And my home is now a mess. Her room stinks and has so much stuff. And she brought boxes of snacks to my study and didn’t empty them out.

How I will sort this I have no idea.


From A Transparent Blue Sky

A poem

photo from author

What was it that compelled me to read your book
I knew of you, but not how much we have in common
eery, and yet we have never met

Our families are linked, we are one degree of separation
you are descended from royalty, the Queen was kind to me
yet you have declined her invitations

Not her hospitality when your family needed it
we are all flesh, blood, and bone, with scars
not just corporeal but of the mind

Your twin was blown up in a boat off Ireland
my twin never saw the light of life, 
abandoned me
to the living, with its stones to stumble

My father’s eyes welled with tears, I paid attention
too young to comprehend your loss, already known
in my life, I had to pull my own bootstraps

How was it I heard about your book and wrote to you
I don’t recall, except the compunction, the need
to read your tale, so brave yet neglecting self

Your loss was unique within your family, alone
I feel a hint of what you experienced, but not the same
post-traumatic stress is such a mindless disorder

Published in The Lark

Dedicated to Timothy Knatchbull

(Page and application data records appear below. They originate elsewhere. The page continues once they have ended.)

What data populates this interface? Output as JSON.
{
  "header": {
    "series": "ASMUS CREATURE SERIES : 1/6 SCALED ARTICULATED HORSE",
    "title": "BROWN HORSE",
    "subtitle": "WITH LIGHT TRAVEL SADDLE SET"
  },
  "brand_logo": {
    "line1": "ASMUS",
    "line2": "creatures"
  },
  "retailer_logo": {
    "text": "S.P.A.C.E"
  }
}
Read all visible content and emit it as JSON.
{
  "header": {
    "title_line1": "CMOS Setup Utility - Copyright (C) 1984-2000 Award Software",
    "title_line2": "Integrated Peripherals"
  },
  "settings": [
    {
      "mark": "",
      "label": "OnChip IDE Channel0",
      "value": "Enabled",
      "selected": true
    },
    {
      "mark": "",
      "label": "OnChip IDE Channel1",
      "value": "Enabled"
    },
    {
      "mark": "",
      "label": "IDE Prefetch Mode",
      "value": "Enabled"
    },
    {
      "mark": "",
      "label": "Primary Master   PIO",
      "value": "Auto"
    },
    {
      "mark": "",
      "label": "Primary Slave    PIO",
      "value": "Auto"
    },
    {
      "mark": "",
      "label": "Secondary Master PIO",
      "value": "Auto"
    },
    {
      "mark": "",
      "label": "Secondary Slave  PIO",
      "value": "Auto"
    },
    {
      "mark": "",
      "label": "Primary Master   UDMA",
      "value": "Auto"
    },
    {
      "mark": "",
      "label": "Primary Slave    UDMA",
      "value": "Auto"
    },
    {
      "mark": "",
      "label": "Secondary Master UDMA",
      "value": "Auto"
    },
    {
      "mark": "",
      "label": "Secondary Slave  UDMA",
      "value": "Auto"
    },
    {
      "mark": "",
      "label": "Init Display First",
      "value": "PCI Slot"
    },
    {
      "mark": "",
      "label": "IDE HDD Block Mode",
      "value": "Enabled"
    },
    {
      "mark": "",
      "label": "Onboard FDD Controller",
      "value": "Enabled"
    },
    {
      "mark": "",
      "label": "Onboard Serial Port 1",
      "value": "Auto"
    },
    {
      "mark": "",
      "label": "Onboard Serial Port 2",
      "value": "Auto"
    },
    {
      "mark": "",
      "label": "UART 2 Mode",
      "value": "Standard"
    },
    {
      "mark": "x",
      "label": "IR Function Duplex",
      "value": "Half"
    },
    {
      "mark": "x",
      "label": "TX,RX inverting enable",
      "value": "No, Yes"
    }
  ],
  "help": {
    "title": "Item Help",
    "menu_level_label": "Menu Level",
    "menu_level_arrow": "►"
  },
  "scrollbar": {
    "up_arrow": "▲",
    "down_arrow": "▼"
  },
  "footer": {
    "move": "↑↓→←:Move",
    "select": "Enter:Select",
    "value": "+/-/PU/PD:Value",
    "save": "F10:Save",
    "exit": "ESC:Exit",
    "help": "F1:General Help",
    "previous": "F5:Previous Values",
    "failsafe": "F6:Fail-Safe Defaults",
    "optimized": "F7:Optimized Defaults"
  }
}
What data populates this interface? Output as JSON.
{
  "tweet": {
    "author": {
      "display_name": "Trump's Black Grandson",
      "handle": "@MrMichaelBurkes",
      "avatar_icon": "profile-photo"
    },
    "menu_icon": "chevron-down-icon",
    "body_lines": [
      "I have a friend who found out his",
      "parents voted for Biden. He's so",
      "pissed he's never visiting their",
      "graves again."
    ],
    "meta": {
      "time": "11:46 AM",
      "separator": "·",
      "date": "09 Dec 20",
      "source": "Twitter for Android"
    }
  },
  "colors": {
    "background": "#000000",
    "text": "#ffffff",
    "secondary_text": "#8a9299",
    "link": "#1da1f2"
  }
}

The Poem Writer

A poem

Photo by Nicolas Messifet on Unsplash

Snapshots of the street in word pictures
memories of longing and heartache
words that can make a person’s heart break

Pictures of a family life on the page
generations recalled with nostalgia
journeys made in iambic pentameter

Writing in rhyme does not a poet make:
it is the observing, the feeling, empathy
caring enough to pen the difficulty

Maybe moody, or not, but thoughtful, yes
mulling thoughts over, writing drafts,
wood piling the words that make mes

Telling it slant, as Dickinson once said
from this angle or that, or both at once
writing tight, not wasting a word that’s laid

Performn’t sacrifice a poem for the rhyme
words paint the image, not the slime

of sugar sweet saccharine sounding lines

Alliteration is one big part, the rhythm too
but rhyme can make the picture a shame
doggerel written in all but name

Who writes the poem, is an observer
of nature, trees, birds, the human condition,
writes truth and then it is no longer theirs

Published in Lifeline